Emerging factors and trends enabling Dell’s strategy The commoditization of the PC industry –Standardized and interchangeable components –Emergence of reliable manufacturing service providers Recent advances in Supply Chain Management –Information Technology (IT) platforms that allow the effective and efficient information exchange and coordination across the entire supply chain –3 rd party logistics service providers –Emerging emphasis on virtual rather than vertical company integration
The primary “drivers” for achieving strategic fit in Supply Chain Strategy (adapted from Chopra & Meindl) Corporate Strategy Supply Chain Strategy EfficiencyResponsiveness FacilitiesInventoryTransportationInformation Market Segmentation
The role of Facilities Facilities: The locations where inventory is –processed and transformed into another state (manufacturing) or –staged before being shipped to the next stage (warehousing) In general, centralization boosts efficiency, while decentralization boosts responsiveness (but not always…) Primary decisions: –Location Proximity to the customer Proximity to resources Access to markets (ability to circumvent quotas and tariffs) Infrastructure Operational costs and tax incentives –Capacity Capital cost vs. responsiveness –Operations Methodology for Manufacturing Facilities Product vs. functional focus Flexible vs. dedicated capacity –Warehousing methodology SKU-based storage Job lot storage Cross-docking
The role of Inventory Primary inventory components: –Raw Material –Work In Process (WIP) –Finished Goods It exists because of the finiteness of the production and transportation rates (Little’s Law: I=TH*T) Types of Inventory –Cycle Inventory: It is incurred in an effort to control the impact of “fixed” ordering and set-up costs. –Safety Inventory: It is used to deal with the randomness in the experienced demand; it is set so that it meets the supply chain to meet some “service level” (i.e., control the probability that no stock-out will be experienced at any replenishment cycle). –Seasonal Inventory: It is used to help the supply chain deal with predictable variability in demand. –Opportunistic Inventory: Takes advantage of “bargains”. Sourcing: Determine the set of suppliers / subcontractors to be used, and develop the contracts that will govern the relationship.
The role of Transportation Transportation: The SC element that moves product between its different stages. Primary decisions: –Mode(s) of Transportation Air: fastest but most expensive Truck: Relatively quick, inexpensive and very flexible mode Rail: Inexpensive mode to be used for large quantities Ship: Slowest but often the most economical choice for large overseas shipments Pipeline: Used (primarily) for oil and gas Electronic transportation: for goods as music and movies –Route and Network Selection –Inhouse or Oursource to some 3PL provider
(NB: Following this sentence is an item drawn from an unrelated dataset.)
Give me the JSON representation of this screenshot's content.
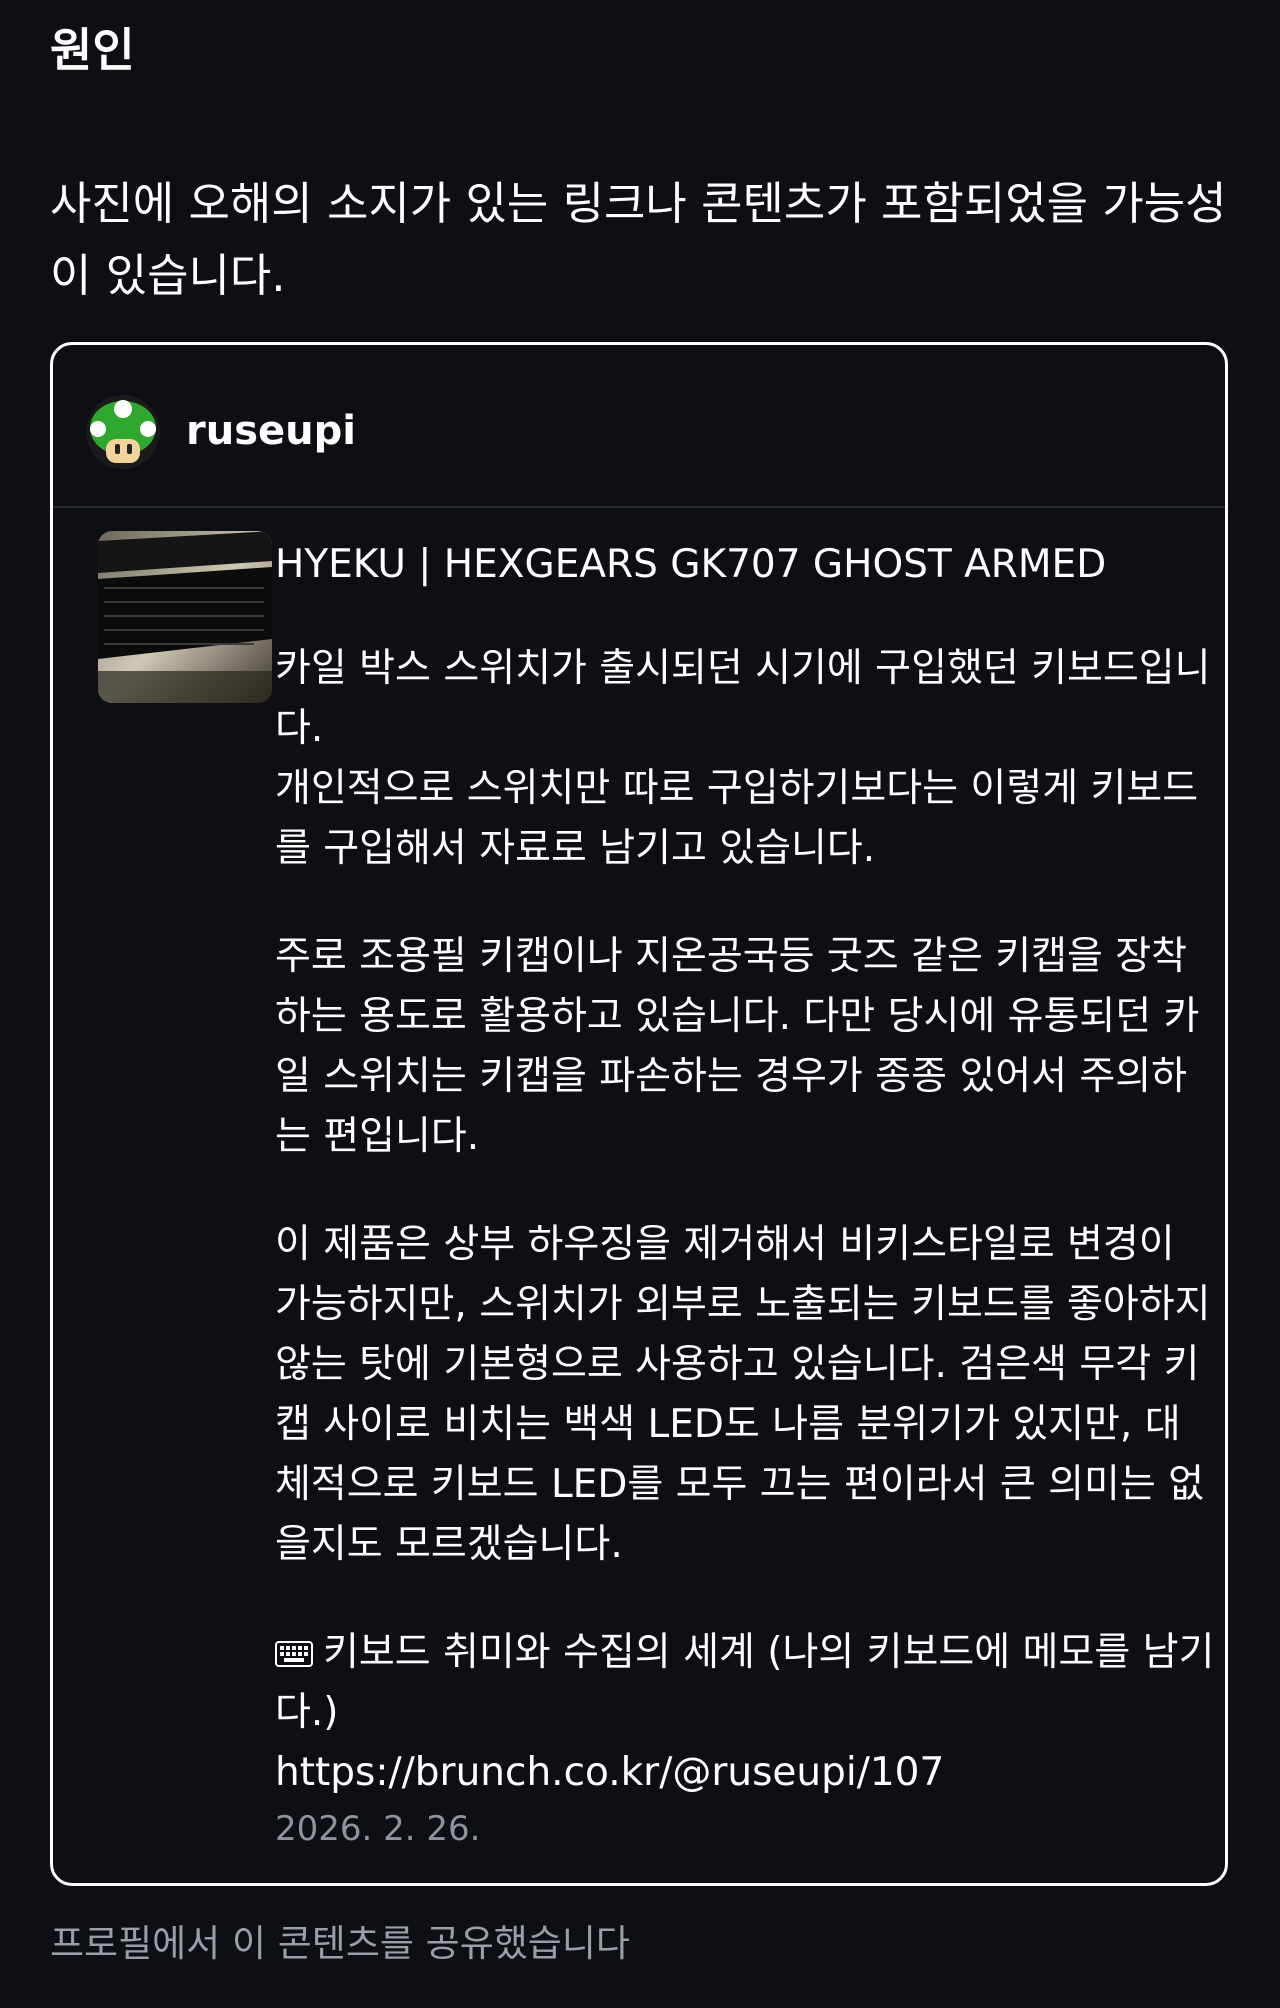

The role of Information Information exchange is necessary for the most extensive modes of coordination sought in contemporary supply chains. It allows the supply chain to improve simultaneously its efficiency and responsiveness. Information-related decisions –Push vs. pull –Extent and modes of information sharing and coordination –Forecasting and Aggregate Planning schemes –Pricing and revenue management policies –Enabling Technologies: Electronic Data Interchange (EDI): Enables paperless transactions, primarily for “backend” operations of the SC. The Internet and the WWW. Enterprise Resource Planning (ERP): enables transactional tracking and global visibility of information in the SC. Supply Chain Management (SCM) software: decision support tools.
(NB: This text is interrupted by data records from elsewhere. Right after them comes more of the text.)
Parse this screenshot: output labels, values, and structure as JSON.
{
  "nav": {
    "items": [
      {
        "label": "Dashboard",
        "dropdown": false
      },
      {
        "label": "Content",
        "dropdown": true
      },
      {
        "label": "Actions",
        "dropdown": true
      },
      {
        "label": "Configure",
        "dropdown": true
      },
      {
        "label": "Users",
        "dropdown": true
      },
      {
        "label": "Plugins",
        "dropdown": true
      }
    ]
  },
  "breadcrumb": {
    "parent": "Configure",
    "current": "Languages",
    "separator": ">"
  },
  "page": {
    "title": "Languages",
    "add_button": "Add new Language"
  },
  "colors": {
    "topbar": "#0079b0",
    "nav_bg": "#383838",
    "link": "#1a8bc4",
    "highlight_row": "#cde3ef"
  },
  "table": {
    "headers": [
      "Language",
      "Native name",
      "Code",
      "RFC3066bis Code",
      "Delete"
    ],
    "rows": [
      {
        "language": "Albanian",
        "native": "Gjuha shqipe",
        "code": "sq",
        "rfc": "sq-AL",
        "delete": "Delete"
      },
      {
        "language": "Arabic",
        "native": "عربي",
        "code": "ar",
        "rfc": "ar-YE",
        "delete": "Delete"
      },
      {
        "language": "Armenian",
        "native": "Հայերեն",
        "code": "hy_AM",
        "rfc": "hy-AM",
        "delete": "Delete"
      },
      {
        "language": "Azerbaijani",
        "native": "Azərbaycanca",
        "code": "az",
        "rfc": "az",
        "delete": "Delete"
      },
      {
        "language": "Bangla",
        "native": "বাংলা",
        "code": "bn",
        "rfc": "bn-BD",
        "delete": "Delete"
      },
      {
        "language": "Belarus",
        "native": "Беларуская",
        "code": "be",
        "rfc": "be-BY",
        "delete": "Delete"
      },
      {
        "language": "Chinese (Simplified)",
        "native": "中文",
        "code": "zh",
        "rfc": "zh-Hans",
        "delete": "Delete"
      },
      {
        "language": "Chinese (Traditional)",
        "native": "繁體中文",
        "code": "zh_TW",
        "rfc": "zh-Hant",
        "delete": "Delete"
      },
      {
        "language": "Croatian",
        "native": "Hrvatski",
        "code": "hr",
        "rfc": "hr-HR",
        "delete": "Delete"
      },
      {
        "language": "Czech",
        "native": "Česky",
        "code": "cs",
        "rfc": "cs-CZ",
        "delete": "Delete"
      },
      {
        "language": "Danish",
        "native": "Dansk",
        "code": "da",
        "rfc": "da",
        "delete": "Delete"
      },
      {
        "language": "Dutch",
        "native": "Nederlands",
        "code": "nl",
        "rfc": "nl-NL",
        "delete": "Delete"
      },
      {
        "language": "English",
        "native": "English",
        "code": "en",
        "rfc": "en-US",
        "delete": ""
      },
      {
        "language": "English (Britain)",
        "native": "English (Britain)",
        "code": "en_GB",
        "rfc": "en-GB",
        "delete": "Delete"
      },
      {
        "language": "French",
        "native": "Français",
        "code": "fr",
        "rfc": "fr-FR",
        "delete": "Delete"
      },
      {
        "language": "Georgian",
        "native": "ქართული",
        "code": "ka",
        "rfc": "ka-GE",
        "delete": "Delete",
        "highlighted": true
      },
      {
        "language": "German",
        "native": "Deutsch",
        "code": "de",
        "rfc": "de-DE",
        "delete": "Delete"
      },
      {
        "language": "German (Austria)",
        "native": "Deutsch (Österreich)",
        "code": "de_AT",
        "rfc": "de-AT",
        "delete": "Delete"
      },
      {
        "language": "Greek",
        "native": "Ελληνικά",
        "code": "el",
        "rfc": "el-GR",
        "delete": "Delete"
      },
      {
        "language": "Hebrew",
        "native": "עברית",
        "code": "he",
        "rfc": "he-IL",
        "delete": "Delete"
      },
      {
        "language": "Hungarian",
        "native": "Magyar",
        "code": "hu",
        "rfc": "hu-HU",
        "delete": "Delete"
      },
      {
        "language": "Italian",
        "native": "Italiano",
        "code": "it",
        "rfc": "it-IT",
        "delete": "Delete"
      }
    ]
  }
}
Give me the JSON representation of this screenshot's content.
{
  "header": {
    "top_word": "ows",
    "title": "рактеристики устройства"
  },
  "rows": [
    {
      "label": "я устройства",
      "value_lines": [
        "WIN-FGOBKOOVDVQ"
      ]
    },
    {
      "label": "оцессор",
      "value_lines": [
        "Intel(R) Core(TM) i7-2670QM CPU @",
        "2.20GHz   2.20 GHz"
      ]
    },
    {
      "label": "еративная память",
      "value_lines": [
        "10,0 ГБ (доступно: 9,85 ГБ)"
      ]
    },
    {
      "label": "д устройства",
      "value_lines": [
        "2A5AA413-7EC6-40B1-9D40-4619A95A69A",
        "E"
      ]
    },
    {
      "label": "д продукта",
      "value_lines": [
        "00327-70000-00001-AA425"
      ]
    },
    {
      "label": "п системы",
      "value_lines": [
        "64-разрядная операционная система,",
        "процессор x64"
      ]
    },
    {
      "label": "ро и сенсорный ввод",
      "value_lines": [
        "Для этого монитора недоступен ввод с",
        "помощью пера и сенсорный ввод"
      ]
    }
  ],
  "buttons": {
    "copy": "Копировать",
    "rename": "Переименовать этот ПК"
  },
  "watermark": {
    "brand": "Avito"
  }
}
Current Trends and Challenges in the SCM Increasing variety of products Decreasing product life cycles Increasingly demanding customers Fragmentation of Supply Chain Ownership: vertical vs. virtual integration Globalization and Market Segmentation “Closed Loop” SC ProductionDistributionConsumptionRetrieval Disassembly/ Reprocessing Disposal Reverse Logistics and Re-manufacturing network